Pilot installation at Dürr
In February 2012 a pilot system of a solar driven convection oven was installed on the Dürr company site in Bietigheim- Bissingen near Stuttgart, Germany. The commissioning took place in April 2012. An Industrial Solar Fresnel collector consisting of six modules with a total aperture area of 132m² is used to heat pressurized water to an outlet temperature of 180°C. A fossil fired backup boiler complements the solar thermal system to meet the thermal power demand of the convection oven. Finally the heat is dissipated in the convection oven via a secondary pressurized water – air heat exchanger.

By the use of mirrors, Fresnel collectors concentrate sunlight on to an absorbing tube and generate thermal energy within the range of 100 °C to 400 °C. The collector system can be used over a wide power range using modular techniques. It can be flexibly integrated into existing steam networks.

In order to use thermal solar energy, sufficient surface area is necessary to expose the collector to the sun. For industrial plants, it is often the case that more energy is required than the amount of solar radiation energy that can be obtained from the available roof area. Solar thermal energy and especially Fresnel collector installations are favored because, by comparison, a higher level of usable surface area is obtained.

As an example, for a maximum output of about 10MW, an area of approximately 20,000m² is required, whereas a parabolic trough collector requires approximately 1.5 times more area.

Efficiency and amortisation
Long-term investments, such as those for buildings or energy systems, have a very low risk profile. Simultaneously, and over a long period of time, they can save money or rather generate it.

In order to obtain a meaningful evaluation of such an investment it is also necessary to consider them over a long time period. Usually, the internal rate of return (IRR) is used as a criterion for assessing the economic viability of an investment. For a typical process heat system with Fresnel collectors from Industrial Solar, an IRR of between 5% and 30% can be achieved according to the current energy price, the predicted rate of inflation for energy and the lifespan of the system.

The amortisation period lies between 4 and 10 years. After that, the plant has very low operating costs and, depending on the size of the plant, the price for solar heat is below US$0.008/kWh. The deciding factor for investing in an energy saving system is frequently the amortisation period. In industry, amortisation periods of between 3-5 years are expected. If the rate of return instead of the amortisation period is taken as the basis for a decision to make an investment, a solar thermal system generally performs better, due to its long lifespan of 20+ years as opposed to the results seen from a quick glance at the amortisation period. Industrial companies usually opt for investments that relate to their core business and they are often wary of tying up capital over several years in peripheral investments. “Contracting” is an obvious solution in this case. This provides investors with safe and profitable investment opportunities and enables the company to obtain process heat for a low price from the beginning when the solar plant is operational.

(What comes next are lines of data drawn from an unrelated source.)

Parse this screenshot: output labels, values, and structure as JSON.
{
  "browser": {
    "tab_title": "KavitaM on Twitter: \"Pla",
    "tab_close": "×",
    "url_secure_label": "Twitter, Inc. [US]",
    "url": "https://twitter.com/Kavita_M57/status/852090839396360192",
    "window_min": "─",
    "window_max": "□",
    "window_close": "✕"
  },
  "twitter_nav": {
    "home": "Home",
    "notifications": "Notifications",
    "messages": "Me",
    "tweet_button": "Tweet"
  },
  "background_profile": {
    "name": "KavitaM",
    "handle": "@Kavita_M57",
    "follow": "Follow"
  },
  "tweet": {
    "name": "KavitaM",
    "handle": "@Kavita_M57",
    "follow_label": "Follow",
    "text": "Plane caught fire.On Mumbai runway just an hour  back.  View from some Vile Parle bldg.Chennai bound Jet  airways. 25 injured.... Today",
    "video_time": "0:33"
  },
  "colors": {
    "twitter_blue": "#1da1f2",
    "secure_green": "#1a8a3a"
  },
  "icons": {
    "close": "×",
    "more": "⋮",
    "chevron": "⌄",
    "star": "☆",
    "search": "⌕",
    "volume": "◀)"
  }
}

The prices for conventional energy sources that are replaced by solar energy are important for economic efficiency. Depending on the location, fossil fuels may be heavily subsidized by government and retail prices sometimes are even below their extraction and processing costs. In areas where fossil fuels are less subsidized, solar energy can be utilized to provide an even higher financial benefit.

Long life and low operating cost
One ideal solution to achieve the potential benefits to the automotive industry described above is the Fresnel collector technology from Industrial Solar due to the temperature levels involved and the possibility of generating steam directly.

Even when there is limited space available, these collectors can still be used because of their high surface area efficiency. Through their low wind resistance and light weight, they can be installed on both the ground and also on roofs without any special considerations. The long lifespan of the individual components and simple integration into existing systems enable low operating costs to be achieved and make these solar process heat systems economically feasible.